Were you born with jazz in you or did you develop a talent for it? I think I was born in a way, like a jazz musician - always looking for that approach to music, you know? But I wasn’t born necessarily in a musical context surrounded by jazz, but I found it later on. I was always looking for it as an expression, so I’d say I acquired it in the sense that when I found it around the age of 15, I started developing it.
You’re taking a walk and see ahead three American jazz guitarists who’ve passed: Les Paul, Charlie Christian and Tal Farlow. You can talk to only one; which one? Charlie Christian. He’s the creator of the jazz guitar. I would like to see what was his vision, and to learn what he was going through to get this sound that we all inherited.
What music, other than jazz, do you like that might surprise people? Bulgarian folklore. In particular, Bulgarian Voices Women’s Choir, which is a particular group of people. It feels so essential to the human spirit. I love that it’s like a musical mixture of East and West. Like the inflections of the voices of the women, the singers, are more like Middle Eastern, but the harmonies are from the West, an amazing combination.

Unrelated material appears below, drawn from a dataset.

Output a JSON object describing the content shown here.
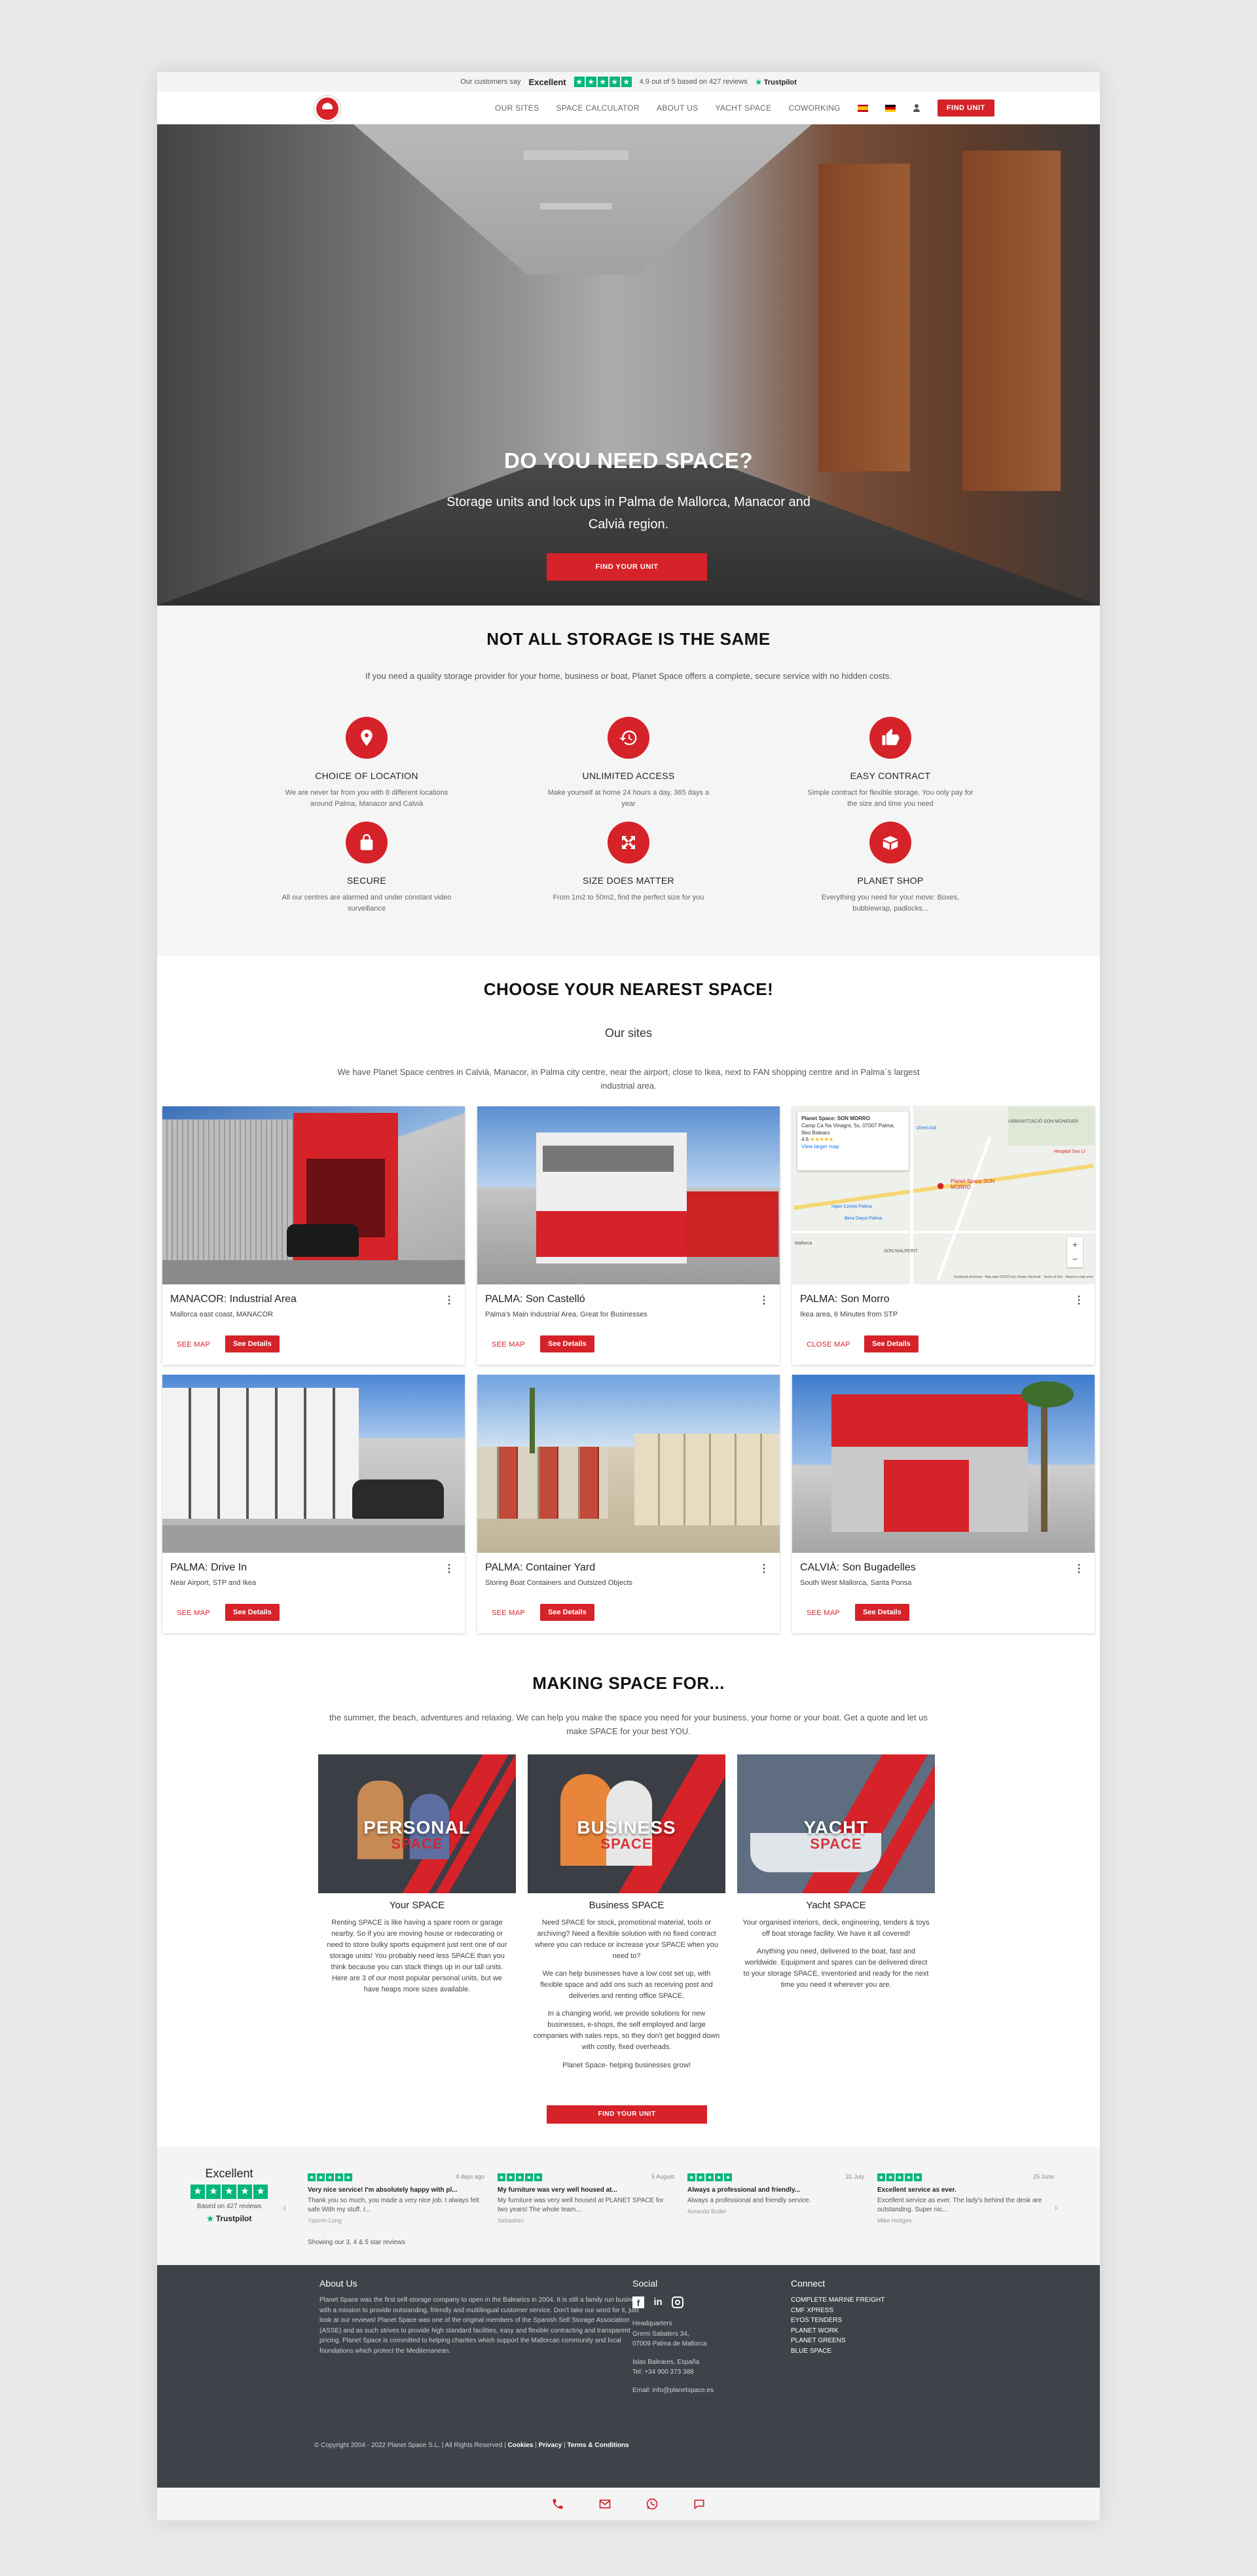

Are you a different musician today than when you first started expressing music? I am in a way, also I’m not. Basically, I’m a different musician in terms of what I’ve developed in my craft and how much I’ve worked on music, my approach and my technique. But what remains the same is that first love of doing it. That hasn’t gone away and I still feel the same way I did when I started playing music and decided it would be my life. Music is the companion I married for life!
What’s one word that describes the way you feel when you’re performing? Complete. Music making is such an amazing, creative activity because you’re connecting with yourself while you’re connecting with other people and trying to do something beautiful to bring out emotions. It’s so complete.
By Deborah DeMoss Smith, host of The Second Line, Sun, 11am-1pm